Artificial Intelligence (AI) is the branch of the computer system that mimics human intelligence. ‘AI Super Powers: China and Silicon Valley and the New World Order’ dwell on the analytical debate of the world of AI, its past, present, and future.
The author of the book Dr. Kai-Fu Lee is chairman and C.E.O of Sinovation Ventures that develops next-generation Chinese Tech companies. Before that, he was president of Google China, and due to his educational background in America and work experience in both Chinese and American tech giants, he presents a unique and in-depth analysis of both worlds in his book.
The book elaborates on the competitive rivalry to draw parallels between Silicon Valley in America and Zhongguancun in China. It demonstrates a survey of the persisting geostrategic environment of the world influenced by the two states that are deemed superpower, America and China. The tone of the book is as if the author is narrating the tale of Chinese success and often has a savage expression towards Silicon Valley. The book not only discusses the hardcore technology and algorithms but it also has a soft side towards the ending as Dr. Lee recollects his personal life experiences that are shaping his present approach towards AI.
This book is an attempt to educate the rest of the world how the Chinese world of AI operates. And how it manages to be so fascinating, that the reader feels like China is living in 2080, while the world is still struggling to make the ends meet in the 1900s.
It sheds light on the catalyst of Chinese success, in my opinion, that is the Chinese population and their thirst for AI innovation. China already retains a power that is its population, it was then up to the government to make it an asset or a liability. China decided to invest in its population, and convert that power into the powerhouse of superpower.
The role its population played jolted the numbers game upside down. The book mentions that China has barraged like a swarm of AI army while Silicon Valley is very particular about creating one best application instead of flooding the market. The author, hailing from China, believes in quantity over quality.
The book opens the door for a peek inside China’s mass innovation and mass entrepreneurship. The significance of cooperative role both it’s public and the local authorities have demonstrated made China a tech giant.
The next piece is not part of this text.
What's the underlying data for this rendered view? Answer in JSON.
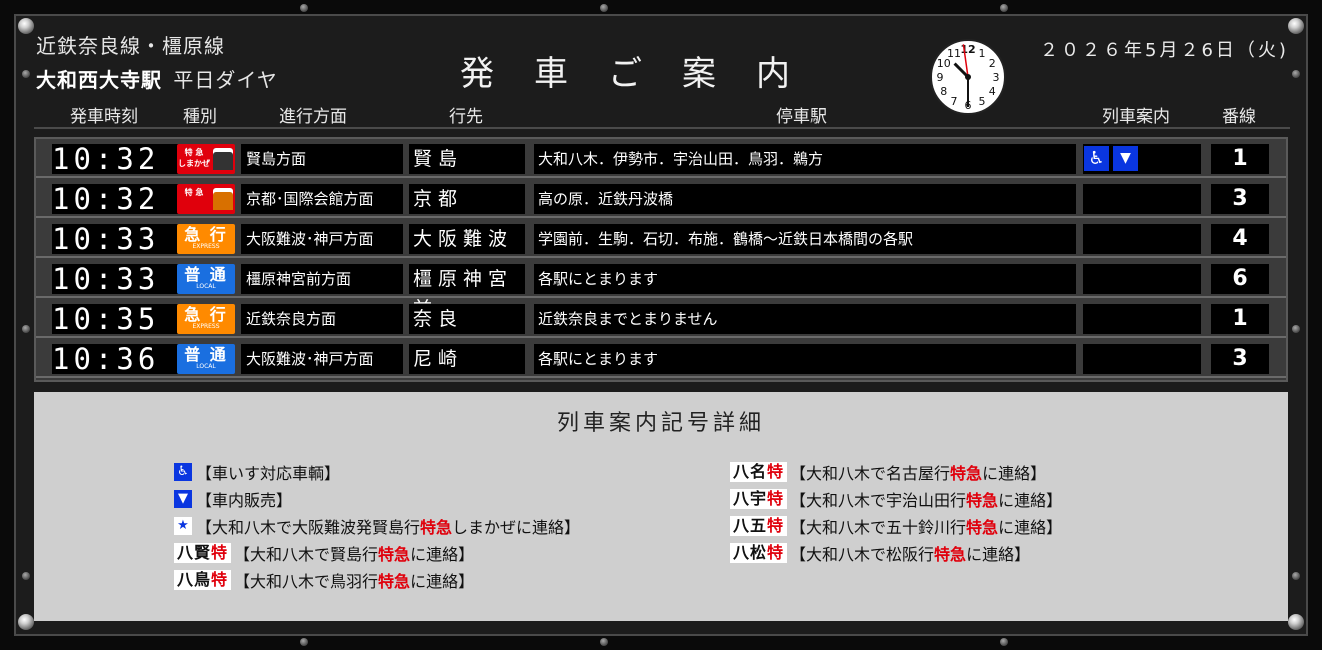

The public proposed business ideas and the authorities delivered them through means such as discounted incubators, to breed the ideas into tech giants, overriding Silicon Valley’s fame of success.
The book sheds light on the hidden world of Chinese tech companies in Zhongguancun, a rival to Silicon Valley. It elaborates on how China got where it is and gives the answer to what China has done differently as compared to America and the rest of the world. The American perspective mocks the Chinese tech companies as ‘knockoffs’ or ‘copycats’, as they imitated the American giants such as Amazon, Facebook, Google and so on. However, the book presents the impression of how the local versions of these applications are more suited to indigenous demand.
The indigenous version of the applications became the reason behind the success of the Chinese economy in the present world. On one end it gave birth to an army of tech entrepreneurs and on the other end, it served millions of users of these applications, that made the real difference. Considering the size of the Chinese population, tech companies were confident that they will find a niche among the sea of people.
Another perspective that the books ponder upon is data that is generated from the of millions of users. The data generated from these users define consumer behavior, such as where they eat, what route they take, how much they spend, where they shop or work. AI feeds on that data science. So far, China has abundant data on its population’s behavior. That data will drive China in becoming AI efficient as compared to the rest of the world. The edge China has in terms of its population means more data that will be the powerhouse of its AI applications, which will help China define the next world order.
The book contends with the shady side of AI by exploring the dehumanizing factor. When the author predicts the future of AI world, he warns that the world will experience major joblessness as machines will take over tasks. His main worry is that AI shall exacerbate global inequality. The two superpowers will slurp the benefits of AI till its last drop, while the poor nations will be stagnated. The author does try to propose solutions to the inequality generated by AI world problems, such as a safety net income which he calls Universal Basic Income (UBI) however these it is still uncertain if solutions would ease the pain of the developing world.
Nonetheless, the book adopts an optimistic and motivational approach. It highlights all the major highs and lows of AI, what should we expect in the future and what we need to buckle ourselves for. While suggesting that AI should not supersede humans rather it should be designed to play a supportive role. The lesson he tries to preach is that human compassion and care cannot be replaced by algorithms and machines.